Your answer must be a word-for-word copy of the listing below, minus its pictures.
WORKING DATA section start
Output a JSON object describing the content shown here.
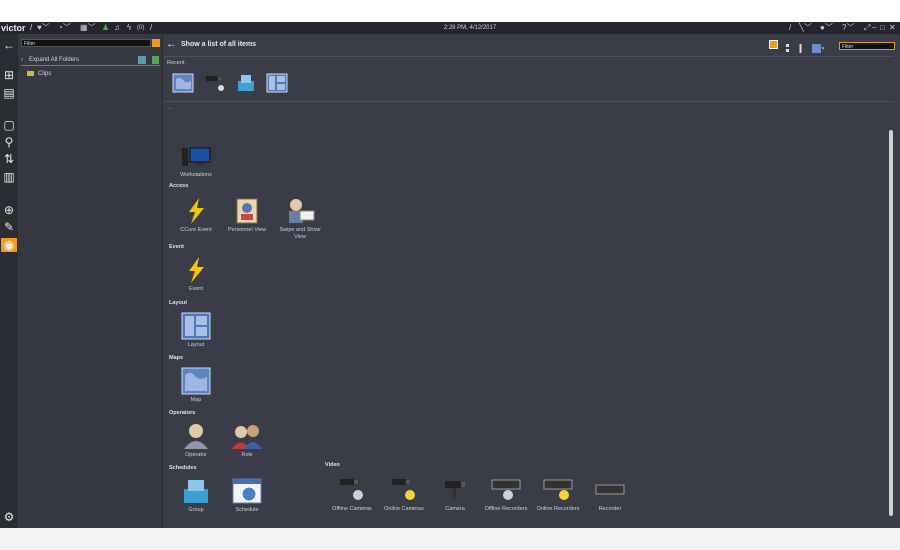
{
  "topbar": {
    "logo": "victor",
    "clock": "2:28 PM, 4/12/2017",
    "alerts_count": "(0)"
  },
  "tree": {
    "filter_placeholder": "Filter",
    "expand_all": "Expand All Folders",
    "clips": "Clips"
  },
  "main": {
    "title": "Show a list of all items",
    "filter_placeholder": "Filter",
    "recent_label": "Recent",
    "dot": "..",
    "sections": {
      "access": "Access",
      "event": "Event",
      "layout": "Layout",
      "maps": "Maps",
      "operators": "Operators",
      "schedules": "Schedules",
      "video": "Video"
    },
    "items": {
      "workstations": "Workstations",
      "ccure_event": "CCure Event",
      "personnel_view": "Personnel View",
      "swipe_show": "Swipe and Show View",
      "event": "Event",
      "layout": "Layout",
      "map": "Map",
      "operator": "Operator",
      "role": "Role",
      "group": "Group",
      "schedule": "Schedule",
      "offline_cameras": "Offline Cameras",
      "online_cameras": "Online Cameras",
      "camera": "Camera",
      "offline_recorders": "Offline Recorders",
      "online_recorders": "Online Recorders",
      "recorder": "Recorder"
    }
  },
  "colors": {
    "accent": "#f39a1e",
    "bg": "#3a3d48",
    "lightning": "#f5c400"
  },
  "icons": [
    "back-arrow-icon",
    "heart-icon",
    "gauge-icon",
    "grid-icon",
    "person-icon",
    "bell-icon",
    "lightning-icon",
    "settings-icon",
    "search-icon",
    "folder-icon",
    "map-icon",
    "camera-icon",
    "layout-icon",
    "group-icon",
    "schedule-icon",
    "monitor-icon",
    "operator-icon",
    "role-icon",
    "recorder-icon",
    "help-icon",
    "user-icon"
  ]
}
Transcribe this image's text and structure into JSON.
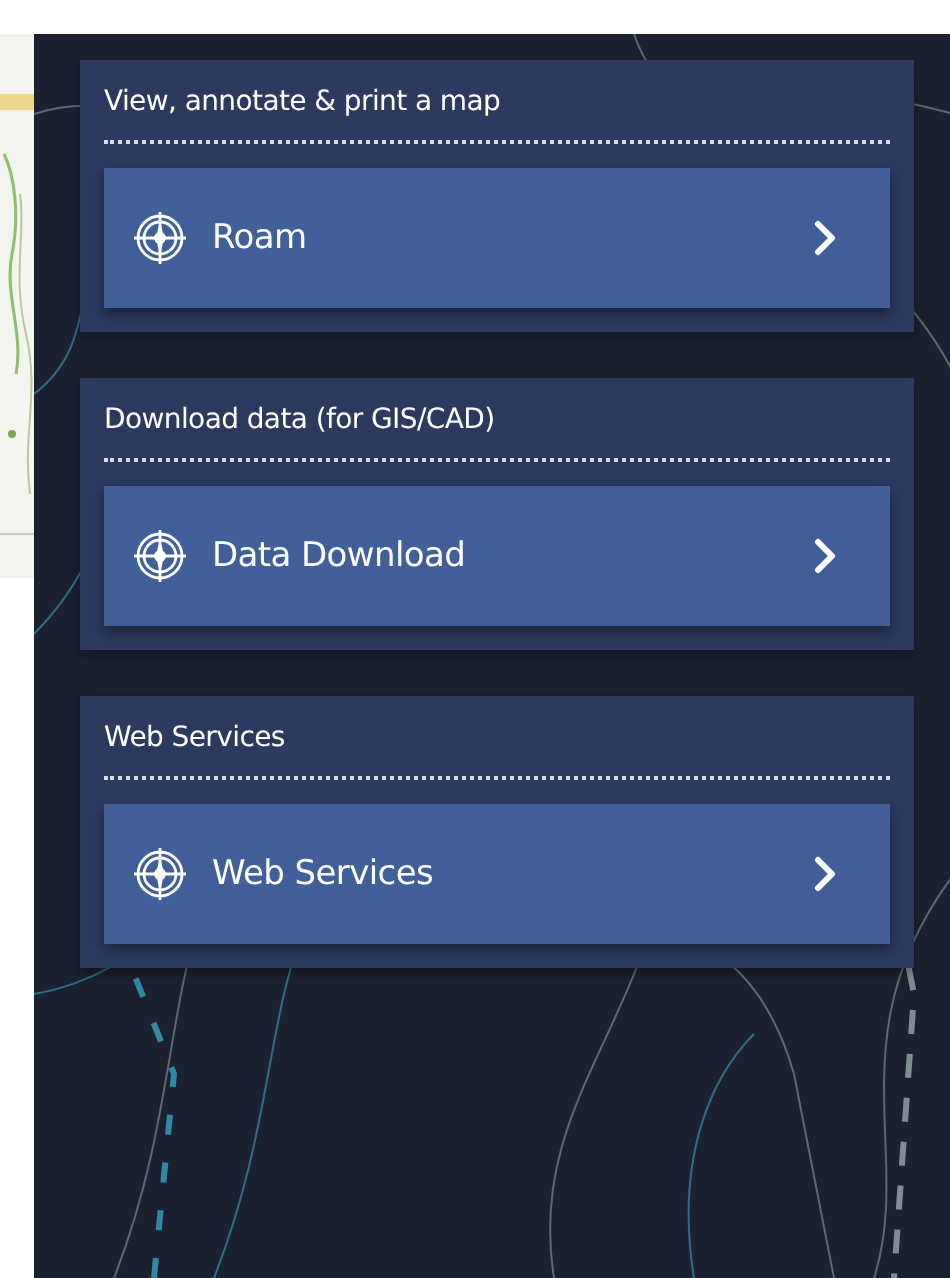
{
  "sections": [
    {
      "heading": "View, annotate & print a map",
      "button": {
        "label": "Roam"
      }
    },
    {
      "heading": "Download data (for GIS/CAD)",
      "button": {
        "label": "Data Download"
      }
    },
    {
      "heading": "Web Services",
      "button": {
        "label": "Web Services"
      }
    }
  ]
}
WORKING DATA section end
▸ ANSWER TO THIS EXERCISE
Output a JSON object describing the content shown here.
{
  "topbar": {
    "logo": "victor",
    "clock": "2:28 PM, 4/12/2017",
    "alerts_count": "(0)"
  },
  "tree": {
    "filter_placeholder": "Filter",
    "expand_all": "Expand All Folders",
    "clips": "Clips"
  },
  "main": {
    "title": "Show a list of all items",
    "filter_placeholder": "Filter",
    "recent_label": "Recent",
    "dot": "..",
    "sections": {
      "access": "Access",
      "event": "Event",
      "layout": "Layout",
      "maps": "Maps",
      "operators": "Operators",
      "schedules": "Schedules",
      "video": "Video"
    },
    "items": {
      "workstations": "Workstations",
      "ccure_event": "CCure Event",
      "personnel_view": "Personnel View",
      "swipe_show": "Swipe and Show View",
      "event": "Event",
      "layout": "Layout",
      "map": "Map",
      "operator": "Operator",
      "role": "Role",
      "group": "Group",
      "schedule": "Schedule",
      "offline_cameras": "Offline Cameras",
      "online_cameras": "Online Cameras",
      "camera": "Camera",
      "offline_recorders": "Offline Recorders",
      "online_recorders": "Online Recorders",
      "recorder": "Recorder"
    }
  },
  "colors": {
    "accent": "#f39a1e",
    "bg": "#3a3d48",
    "lightning": "#f5c400"
  },
  "icons": [
    "back-arrow-icon",
    "heart-icon",
    "gauge-icon",
    "grid-icon",
    "person-icon",
    "bell-icon",
    "lightning-icon",
    "settings-icon",
    "search-icon",
    "folder-icon",
    "map-icon",
    "camera-icon",
    "layout-icon",
    "group-icon",
    "schedule-icon",
    "monitor-icon",
    "operator-icon",
    "role-icon",
    "recorder-icon",
    "help-icon",
    "user-icon"
  ]
}
Transcribe this image's text and structure into JSON.
{
  "sections": [
    {
      "heading": "View, annotate & print a map",
      "button": {
        "label": "Roam"
      }
    },
    {
      "heading": "Download data (for GIS/CAD)",
      "button": {
        "label": "Data Download"
      }
    },
    {
      "heading": "Web Services",
      "button": {
        "label": "Web Services"
      }
    }
  ]
}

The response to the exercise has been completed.